The Church of England is legally prohibited from signing the proposed Anglican Covenant on which Rowan Williams, the Archbishop of Canterbury, has hung his hopes for saving the Anglican Communion. We reported on this two days ago and nothing has changed, but really, it can't be overemphasized.
The Anglican Church of Australia is also an established (that is, state-chartered) Church, and may face difficulties similar to England's although I don't know that for sure. Additionally, the leaders of the semi-schismatic GAFCON movement, which include several African primates have already rejected the most recent draft of the covenant.
The question then is why conversation about the covenant is frequently framed as follows: Will the North Americans sign it? If not, will Rowan throw them out?
The covenant, it seems, faces far more serious problems than whether the Episcopalians and the Canadians will sign on, yet the media won't give up on this story line, and neither will those who grasp at any impediment available to deny gay and lesbian Christians the birthright of their baptism. Unfortunately, one member of the latter camp is the Archbishop of Canterbury, who seldom misses an opportunity to make it seem that the future of the Communion hinges on North American's willingness to betray the GLBT members of their churches.
For further discussion of this issue, visit this thread on Thinking Anglicans and pay particular attention to the comments of Martin Reynolds who writes, in part:
Take the matter of the statistics recently reported to the Design Group on the responses from Lambeth.
There were 670 questionnaires issued at the Lambeth conference – only 370 bothered to fill them in and only 343 of these find their way into the statistical survey! So though they claim some 64% approval for the idea of a Covenant – in fact only 37% of those polled at Lambeth registered their contentment and only just over 24% of the bishops eligible to vote are known to be content.
The attempt to poll those not present has not been a success, we are told. In this case silence cannot be seen as consent – indeed rather the opposite might be assumed.
That 300 bishops should have shrugged their shoulders and trashed the questionnaire is an amazing fact bearing in mind how vital to the future of the Communion this new covenanted relationship was claimed to be. There was a massive input at Lambeth, Drexel’s introduction no fewer than FIVE separate lectures on the present draft – TWO whole indaba sessions – and still 45% of the bishops who TURNED UP – and were a captive audience - couldn’t be bothered to comment in this short questionnaire..
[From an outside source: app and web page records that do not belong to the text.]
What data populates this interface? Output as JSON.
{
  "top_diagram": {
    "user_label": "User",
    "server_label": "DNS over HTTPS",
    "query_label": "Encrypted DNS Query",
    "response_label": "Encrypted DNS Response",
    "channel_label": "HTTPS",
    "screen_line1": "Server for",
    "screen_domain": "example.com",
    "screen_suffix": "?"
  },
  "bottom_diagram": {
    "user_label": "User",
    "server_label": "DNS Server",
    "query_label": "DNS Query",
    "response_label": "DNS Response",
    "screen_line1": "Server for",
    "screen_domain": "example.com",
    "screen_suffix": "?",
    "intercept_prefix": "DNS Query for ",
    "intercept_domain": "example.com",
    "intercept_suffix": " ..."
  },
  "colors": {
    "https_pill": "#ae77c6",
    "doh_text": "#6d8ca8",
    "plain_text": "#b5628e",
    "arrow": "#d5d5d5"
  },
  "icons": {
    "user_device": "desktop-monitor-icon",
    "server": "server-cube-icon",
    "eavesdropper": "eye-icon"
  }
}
Taking into consideration the pathetic responses to the Covenant from the Communion’s Provincial structures – it is plain to see that there is no will for this – no will at all. If I were associated with this proposal I would be ashamed at the lack of genuine engagement that Provinces (other than TEC!) have shown to this proposal, and the failure of the Lambeth bishops to engage and approve of it.